Why does it work?
Archimede’s Principle states that the upward force (buoyancy) of a fluid (in this case water) is equal to the amount of water displaced by the object. So if you have a 10,000 pound ship, it has to displace over 10,000 pounds of water to stay afloat. That’s why a ship stays afloat unless something cracks the hull and it begins taking on water. Once enough of the ship is filled with water, it no longer is displacing enough water to stay afloat and it begins to sink.
Can you find anything with neutral buoyancy?
This is easier to demonstrate in a sink or pitcher, but you can actually measure the amount of water something displaces. Mark the edge of water and see how much it rises when you place something in it. What happens if you take an empty container and force it mostly below the water? And as you let the water rush in?
To really demonstrate the principle, try making this simple (if you know a little origami, anyway) paper boat and then recording how many pennies it holds before sinking.
And if you want to take a look at how buoyancy and Bernoulli’s law work together to make a submarine surface and dive, check out this short video on how submarines work!
Exploring Air Pressure With Your Child
For this, you need squirt guns. Or seahorses, dolphins or even soap bottles if you don’t like toy guns!
Water fights on a hot day are always fun, and some of the newer squirt toys for the pool can shoot whole columns of water quite a distance! Have you ever wondered why the water doesn’t just come pouring out of the hole, even when you aren’t squirting it? OK, so you may know, but have you explained it to your children?
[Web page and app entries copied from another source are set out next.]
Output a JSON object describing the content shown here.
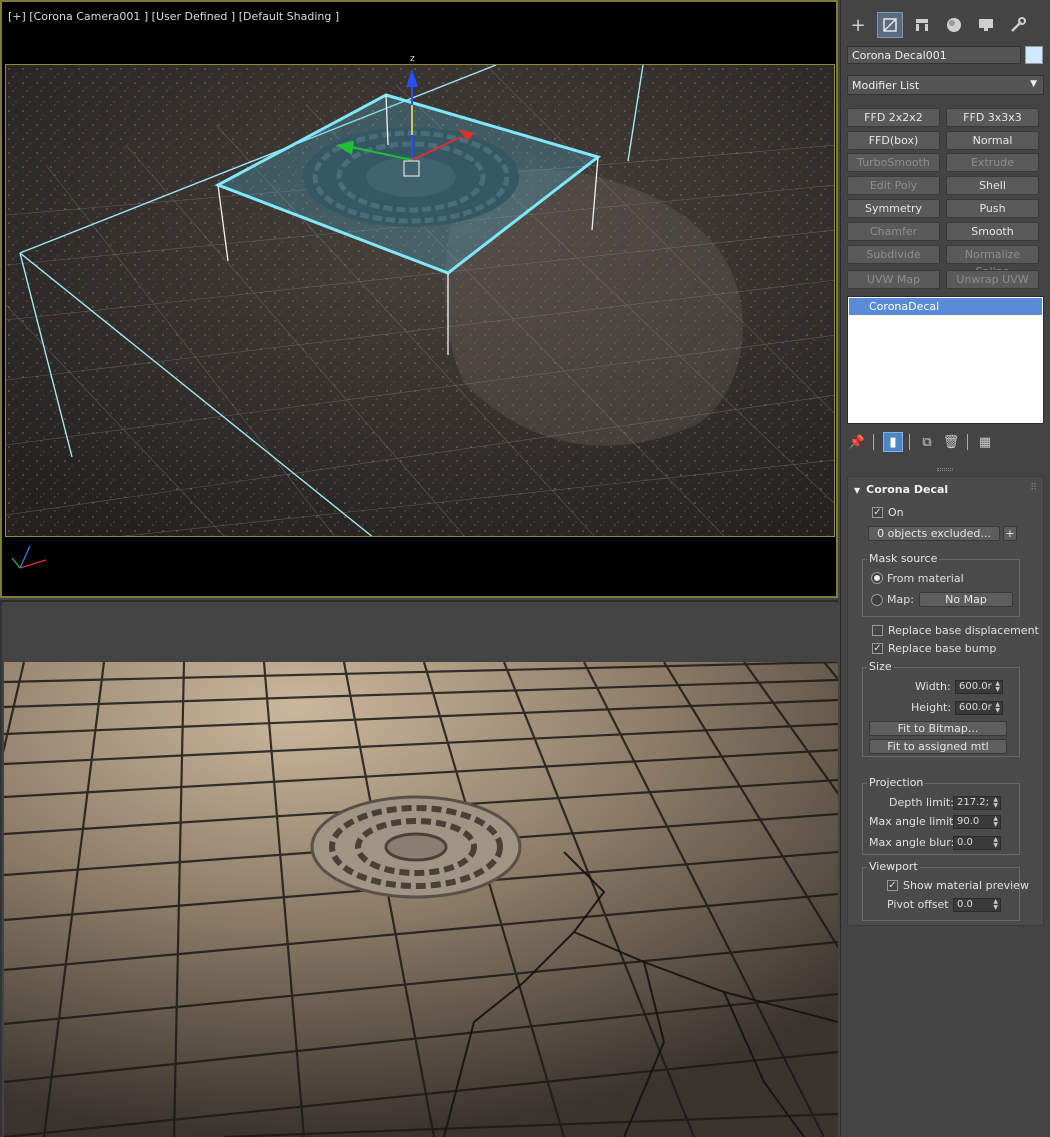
{
  "viewport_top": {
    "label": "[+] [Corona Camera001 ] [User Defined ] [Default Shading ]",
    "gizmo_axis_z": "z"
  },
  "panel": {
    "tabs": [
      "create-icon",
      "modify-icon",
      "hierarchy-icon",
      "motion-icon",
      "display-icon",
      "utilities-icon"
    ],
    "object_name": "Corona Decal001",
    "object_color": "#cfeaff",
    "modifier_list": "Modifier List",
    "modifier_buttons": [
      {
        "label": "FFD 2x2x2",
        "enabled": true
      },
      {
        "label": "FFD 3x3x3",
        "enabled": true
      },
      {
        "label": "FFD(box)",
        "enabled": true
      },
      {
        "label": "Normal",
        "enabled": true
      },
      {
        "label": "TurboSmooth",
        "enabled": false
      },
      {
        "label": "Extrude",
        "enabled": false
      },
      {
        "label": "Edit Poly",
        "enabled": false
      },
      {
        "label": "Shell",
        "enabled": true
      },
      {
        "label": "Symmetry",
        "enabled": true
      },
      {
        "label": "Push",
        "enabled": true
      },
      {
        "label": "Chamfer",
        "enabled": false
      },
      {
        "label": "Smooth",
        "enabled": true
      },
      {
        "label": "Subdivide",
        "enabled": false
      },
      {
        "label": "Normalize Spline",
        "enabled": false
      },
      {
        "label": "UVW Map",
        "enabled": false
      },
      {
        "label": "Unwrap UVW",
        "enabled": false
      }
    ],
    "stack_item": "CoronaDecal",
    "rollout": {
      "title": "Corona Decal",
      "on_label": "On",
      "on_checked": true,
      "excluded_button": "0 objects excluded...",
      "plus_button": "+",
      "mask_source": "Mask source",
      "from_material": "From material",
      "map_label": "Map:",
      "no_map": "No Map",
      "replace_disp": "Replace base displacement",
      "replace_disp_checked": false,
      "replace_bump": "Replace base bump",
      "replace_bump_checked": true,
      "size_group": "Size",
      "width_label": "Width:",
      "width_value": "600.0r",
      "height_label": "Height:",
      "height_value": "600.0r",
      "fit_bitmap": "Fit to Bitmap...",
      "fit_mtl": "Fit to assigned mtl",
      "projection_group": "Projection",
      "depth_label": "Depth limit:",
      "depth_value": "217.2;",
      "max_angle_label": "Max angle limit:",
      "max_angle_value": "90.0",
      "max_blur_label": "Max angle blur:",
      "max_blur_value": "0.0",
      "viewport_group": "Viewport",
      "show_preview": "Show material preview",
      "show_preview_checked": true,
      "pivot_label": "Pivot offset",
      "pivot_value": "0.0"
    }
  },
  "colors": {
    "selection": "#5a8bd6",
    "gizmo": "#7fe8ff",
    "viewport_border": "#8f8a3e"
  }
}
Start out by getting your children curious. Hold several different squirt toys upside down. Some may dribble, but unless there is a hole somewhere, they really shouldn’t drain out. What happens if you open the stopper? If you poke a nail hole into the soap bottle? How about if you fill a milk jug and just turn it upside down without a lid?
There are actually two things going on to keep the water in.
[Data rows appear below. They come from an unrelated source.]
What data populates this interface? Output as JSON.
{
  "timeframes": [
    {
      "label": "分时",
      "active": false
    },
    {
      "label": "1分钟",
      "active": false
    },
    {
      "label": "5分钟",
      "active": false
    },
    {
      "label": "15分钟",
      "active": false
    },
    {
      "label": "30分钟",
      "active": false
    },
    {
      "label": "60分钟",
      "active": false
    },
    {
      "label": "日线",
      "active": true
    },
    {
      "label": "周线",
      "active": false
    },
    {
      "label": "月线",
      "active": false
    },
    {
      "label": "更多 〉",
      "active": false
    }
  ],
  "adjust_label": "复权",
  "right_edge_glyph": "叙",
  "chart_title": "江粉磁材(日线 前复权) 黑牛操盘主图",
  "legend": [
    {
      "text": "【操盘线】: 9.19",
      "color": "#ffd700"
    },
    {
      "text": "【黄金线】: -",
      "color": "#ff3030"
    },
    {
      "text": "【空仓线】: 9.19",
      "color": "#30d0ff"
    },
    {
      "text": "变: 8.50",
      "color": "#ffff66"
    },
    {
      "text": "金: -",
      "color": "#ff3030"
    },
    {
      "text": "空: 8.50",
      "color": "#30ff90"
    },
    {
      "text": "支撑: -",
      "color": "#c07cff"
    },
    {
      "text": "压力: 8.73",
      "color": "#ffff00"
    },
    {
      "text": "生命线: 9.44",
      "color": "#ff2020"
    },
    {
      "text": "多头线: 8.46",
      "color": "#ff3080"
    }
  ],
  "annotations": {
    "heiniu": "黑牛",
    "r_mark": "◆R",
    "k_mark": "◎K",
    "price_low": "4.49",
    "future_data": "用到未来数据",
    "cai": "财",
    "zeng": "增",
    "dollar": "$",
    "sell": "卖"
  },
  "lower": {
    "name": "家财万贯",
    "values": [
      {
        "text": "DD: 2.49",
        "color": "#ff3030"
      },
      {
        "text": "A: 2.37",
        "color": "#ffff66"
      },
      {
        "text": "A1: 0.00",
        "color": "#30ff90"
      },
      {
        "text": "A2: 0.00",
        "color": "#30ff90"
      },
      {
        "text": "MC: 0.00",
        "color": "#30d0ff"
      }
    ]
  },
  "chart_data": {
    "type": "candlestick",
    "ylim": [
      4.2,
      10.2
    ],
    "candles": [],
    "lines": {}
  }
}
First, nature abhors a vacuum. For water to come out, it has to be replaced by something. If the hole in the dispenser end is big enough, air will go up through the liquid while the liquid is coming out. That’s why milk jugs and soda bottles “glug” if you dump them by turning them upside down.
Second, air exerts pressure. 14.7 pounds per square inch at sea level, to be exact. In the case of your squirt gun, the air is exerting more pressure on the water than the water is on the air, so the air actually holds the water in the gun.
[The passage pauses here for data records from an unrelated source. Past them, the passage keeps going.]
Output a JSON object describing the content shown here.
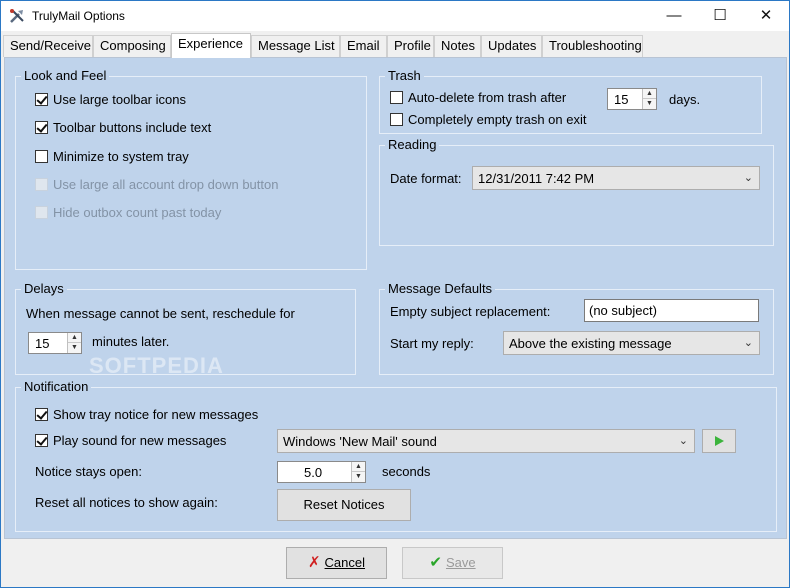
{
  "window": {
    "title": "TrulyMail Options",
    "min": "—",
    "max": "☐",
    "close": "✕"
  },
  "tabs": [
    "Send/Receive",
    "Composing",
    "Experience",
    "Message List",
    "Email",
    "Profile",
    "Notes",
    "Updates",
    "Troubleshooting"
  ],
  "active_tab": "Experience",
  "look_and_feel": {
    "label": "Look and Feel",
    "options": [
      {
        "label": "Use large toolbar icons",
        "checked": true,
        "enabled": true
      },
      {
        "label": "Toolbar buttons include text",
        "checked": true,
        "enabled": true
      },
      {
        "label": "Minimize to system tray",
        "checked": false,
        "enabled": true
      },
      {
        "label": "Use large all account drop down button",
        "checked": false,
        "enabled": false
      },
      {
        "label": "Hide outbox count past today",
        "checked": false,
        "enabled": false
      }
    ]
  },
  "trash": {
    "label": "Trash",
    "auto_delete_label": "Auto-delete from trash after",
    "auto_delete_checked": false,
    "days_value": "15",
    "days_suffix": "days.",
    "empty_on_exit_label": "Completely empty trash on exit",
    "empty_on_exit_checked": false
  },
  "reading": {
    "label": "Reading",
    "date_format_label": "Date format:",
    "date_format_value": "12/31/2011 7:42 PM"
  },
  "delays": {
    "label": "Delays",
    "text": "When message cannot be sent, reschedule for",
    "minutes_value": "15",
    "minutes_suffix": "minutes later."
  },
  "message_defaults": {
    "label": "Message Defaults",
    "empty_subject_label": "Empty subject replacement:",
    "empty_subject_value": "(no subject)",
    "reply_label": "Start my reply:",
    "reply_value": "Above the existing message"
  },
  "notification": {
    "label": "Notification",
    "tray_notice_label": "Show tray notice for new messages",
    "tray_notice_checked": true,
    "play_sound_label": "Play sound for new messages",
    "play_sound_checked": true,
    "sound_value": "Windows 'New Mail' sound",
    "notice_open_label": "Notice stays open:",
    "notice_open_value": "5.0",
    "notice_open_suffix": "seconds",
    "reset_label": "Reset all notices to show again:",
    "reset_button": "Reset Notices"
  },
  "footer": {
    "cancel": "Cancel",
    "save": "Save"
  },
  "watermark": "SOFTPEDIA",
  "colors": {
    "panel": "#bfd3eb",
    "play": "#3cb43c",
    "save_check": "#2aa62a",
    "cancel_x": "#d02020"
  }
}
Once you squeeze the trigger, the pressure increases enough to send the water shooting out.
Really want to impress your kids? Try some water glass magic. Fill a glass of water to the top and place a note card over the top. Flip it quickly and watch as the air pressure holds the note card against the opening, holding all the water in!
Exploring Volume With Your Child
Assemble a variety of toys for filling and dumping. Don’t forget a set of measuring cups. These are great for teaching young children about volume and measurement. How many quarter cups does it take to fill a cup? How many cups fill a pail?
To really challenge their concept of volume, take several different sized containers and put the same amount of water in each one. Especially young children have a tendency to see height more than width, so they will think a tall thin container has more water in it than a short fat one. Help them to see that they contain the same amount of water by pouring the water back and forth between the different containers and the measuring cup.
If you have a set of geometric solids, try filling them up with water and comparing their volumes as well!
Are there are any other must-have toys or games you take with you to the pool to squeeze a little learning into the fun? If so, please share!